The New START Treaty, formally named Measures for the Further Reduction and Limitation of Strategic Offensive Arms, was originally signed by then-Presidents Barack Obama and Dmitry Medvedev in 2010. The agreement followed the START (Strategic Arms Reduction Treaty) treaty, which aimed to reduce strategic offensive arms and dated to the final days of the Soviet Union.

A group of Republican lawmakers—Senators Roger Wicker of Mississippi and Deb Fischer of Nebraska, along with Representatives Mike Rogers of Alabama and Doug Lamborn of Colorado—released a statement condemning Russia for allegedly violating the treaty following Tuesday's report from the State Department.

"Russia must be held accountable for its actions if the New START Treaty, or any future agreement, is to have any meaning at all. If these agreements cannot be enforced, then they do nothing to enhance U.S. security, and serve only to undermine it," the statement read in part.

Despite the report from the State Department, Antonov told RIA Novosti that Moscow remains committed to the treaty, calling the agreement a "useful tool" for relations between nuclear powers.

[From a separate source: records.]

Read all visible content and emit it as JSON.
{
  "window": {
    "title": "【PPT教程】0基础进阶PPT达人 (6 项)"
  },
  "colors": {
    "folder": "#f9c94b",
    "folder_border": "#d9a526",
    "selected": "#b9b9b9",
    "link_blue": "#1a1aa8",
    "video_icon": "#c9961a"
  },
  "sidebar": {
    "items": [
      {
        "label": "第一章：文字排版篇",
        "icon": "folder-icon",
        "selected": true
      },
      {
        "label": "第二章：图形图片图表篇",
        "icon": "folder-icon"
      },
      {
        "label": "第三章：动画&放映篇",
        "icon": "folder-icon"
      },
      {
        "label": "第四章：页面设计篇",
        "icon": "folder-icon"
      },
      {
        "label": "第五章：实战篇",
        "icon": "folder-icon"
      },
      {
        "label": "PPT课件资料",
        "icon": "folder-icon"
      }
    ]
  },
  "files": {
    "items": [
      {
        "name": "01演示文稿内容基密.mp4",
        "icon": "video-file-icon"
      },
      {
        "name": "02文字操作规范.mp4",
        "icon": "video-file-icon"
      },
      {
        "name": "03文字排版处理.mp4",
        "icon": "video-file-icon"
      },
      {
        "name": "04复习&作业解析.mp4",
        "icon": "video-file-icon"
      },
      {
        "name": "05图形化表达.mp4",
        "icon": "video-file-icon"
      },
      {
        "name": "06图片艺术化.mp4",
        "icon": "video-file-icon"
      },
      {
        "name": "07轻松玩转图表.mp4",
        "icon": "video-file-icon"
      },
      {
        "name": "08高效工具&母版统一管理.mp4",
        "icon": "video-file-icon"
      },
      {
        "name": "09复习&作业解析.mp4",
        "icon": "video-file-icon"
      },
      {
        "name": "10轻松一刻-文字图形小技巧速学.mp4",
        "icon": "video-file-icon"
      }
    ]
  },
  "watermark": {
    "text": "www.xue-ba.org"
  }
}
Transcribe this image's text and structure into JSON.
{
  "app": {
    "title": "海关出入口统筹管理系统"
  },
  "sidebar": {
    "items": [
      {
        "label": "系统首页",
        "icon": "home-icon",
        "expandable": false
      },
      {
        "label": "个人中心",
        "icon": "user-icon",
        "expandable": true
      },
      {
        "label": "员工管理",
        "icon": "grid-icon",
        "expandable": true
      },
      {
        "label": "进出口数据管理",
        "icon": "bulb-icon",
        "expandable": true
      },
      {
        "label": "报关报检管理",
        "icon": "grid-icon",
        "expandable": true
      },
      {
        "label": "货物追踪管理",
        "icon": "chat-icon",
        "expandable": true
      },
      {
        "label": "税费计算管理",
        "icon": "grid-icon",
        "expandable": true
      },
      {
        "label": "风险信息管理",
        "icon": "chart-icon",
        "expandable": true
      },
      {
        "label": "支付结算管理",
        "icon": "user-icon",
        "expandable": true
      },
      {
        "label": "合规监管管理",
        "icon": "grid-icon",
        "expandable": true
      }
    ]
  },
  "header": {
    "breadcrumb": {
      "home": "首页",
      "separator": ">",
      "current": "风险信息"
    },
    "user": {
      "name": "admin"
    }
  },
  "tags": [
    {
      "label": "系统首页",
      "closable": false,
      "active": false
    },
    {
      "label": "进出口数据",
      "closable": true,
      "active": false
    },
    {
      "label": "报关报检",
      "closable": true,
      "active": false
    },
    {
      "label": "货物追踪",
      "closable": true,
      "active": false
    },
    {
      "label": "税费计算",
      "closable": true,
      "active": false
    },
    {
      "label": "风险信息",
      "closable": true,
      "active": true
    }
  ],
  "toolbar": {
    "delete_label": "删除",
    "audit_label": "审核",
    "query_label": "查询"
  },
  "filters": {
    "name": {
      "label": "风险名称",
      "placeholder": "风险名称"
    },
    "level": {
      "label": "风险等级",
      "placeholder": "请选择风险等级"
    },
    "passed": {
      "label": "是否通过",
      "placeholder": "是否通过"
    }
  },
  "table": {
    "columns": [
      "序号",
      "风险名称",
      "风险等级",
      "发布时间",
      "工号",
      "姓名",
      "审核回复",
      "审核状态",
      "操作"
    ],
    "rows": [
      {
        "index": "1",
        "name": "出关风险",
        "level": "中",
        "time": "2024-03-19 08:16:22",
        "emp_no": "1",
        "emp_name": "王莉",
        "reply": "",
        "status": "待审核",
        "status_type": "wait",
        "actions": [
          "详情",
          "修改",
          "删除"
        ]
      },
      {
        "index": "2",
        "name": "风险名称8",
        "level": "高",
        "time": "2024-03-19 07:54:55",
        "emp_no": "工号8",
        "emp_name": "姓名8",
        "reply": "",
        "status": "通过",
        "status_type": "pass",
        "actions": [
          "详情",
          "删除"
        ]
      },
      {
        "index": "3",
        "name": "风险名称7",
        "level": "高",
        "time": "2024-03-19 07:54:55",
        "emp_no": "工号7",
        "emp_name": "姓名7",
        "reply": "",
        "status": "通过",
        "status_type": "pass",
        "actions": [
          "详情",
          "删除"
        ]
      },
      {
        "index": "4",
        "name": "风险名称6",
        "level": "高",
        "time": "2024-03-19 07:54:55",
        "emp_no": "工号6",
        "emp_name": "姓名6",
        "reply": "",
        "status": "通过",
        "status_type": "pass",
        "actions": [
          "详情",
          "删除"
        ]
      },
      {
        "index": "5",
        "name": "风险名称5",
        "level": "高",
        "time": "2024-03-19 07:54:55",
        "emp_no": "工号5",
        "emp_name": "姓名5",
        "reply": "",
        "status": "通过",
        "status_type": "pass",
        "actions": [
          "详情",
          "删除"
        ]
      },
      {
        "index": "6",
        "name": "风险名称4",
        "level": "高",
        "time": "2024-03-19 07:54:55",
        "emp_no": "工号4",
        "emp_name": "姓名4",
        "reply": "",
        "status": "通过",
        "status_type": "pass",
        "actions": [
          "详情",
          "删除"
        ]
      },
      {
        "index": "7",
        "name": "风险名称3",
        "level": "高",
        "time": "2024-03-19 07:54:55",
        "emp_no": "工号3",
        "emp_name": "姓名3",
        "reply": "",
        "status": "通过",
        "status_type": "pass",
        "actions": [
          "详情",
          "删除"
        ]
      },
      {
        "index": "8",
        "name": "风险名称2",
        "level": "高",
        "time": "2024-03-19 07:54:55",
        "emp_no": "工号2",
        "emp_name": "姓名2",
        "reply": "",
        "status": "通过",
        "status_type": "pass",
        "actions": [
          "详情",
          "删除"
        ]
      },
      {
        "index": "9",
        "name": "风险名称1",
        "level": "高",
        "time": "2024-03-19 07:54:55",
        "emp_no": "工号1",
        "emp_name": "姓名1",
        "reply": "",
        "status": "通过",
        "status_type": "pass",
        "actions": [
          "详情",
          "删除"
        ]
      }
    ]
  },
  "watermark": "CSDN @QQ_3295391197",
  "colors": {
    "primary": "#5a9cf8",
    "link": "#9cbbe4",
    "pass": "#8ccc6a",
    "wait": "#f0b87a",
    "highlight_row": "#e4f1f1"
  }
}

However, he added, "There can be no progress on arms control without the United States reconsidering its policy of inflicting strategic defeat on Russia."

Last week, Russian Deputy Foreign Minister Sergei Ryabkov also commented on the treaty in an interview with the Russian newspaper Kommersant. He said that the treaty had become "frozen" after the U.S. refused Russia's requests for security guarantees in 2021.

"We can say that as a result of Washington's actions, arms control has become a hostage to the overall deep degradation of our bilateral relations," Ryabkov said.

Meanwhile, a State Department spokesperson told Newsweek that the U.S. continues to value the treaty.

"The United States continues to view nuclear arms control as an indispensable means of strengthening U.S., ally, and global security. It is all the more important during times of tension when guardrails and clarity matter most," the spokesperson said. "The United States remains ready to work constructively with Russia to fully implement the New START Treaty."

Newsweek reached out to the Russian Embassy for comment.

Update 02/02/23 4:00 p.m. ET: This story has been updated to include comments from a U.S. State Department spokesperson.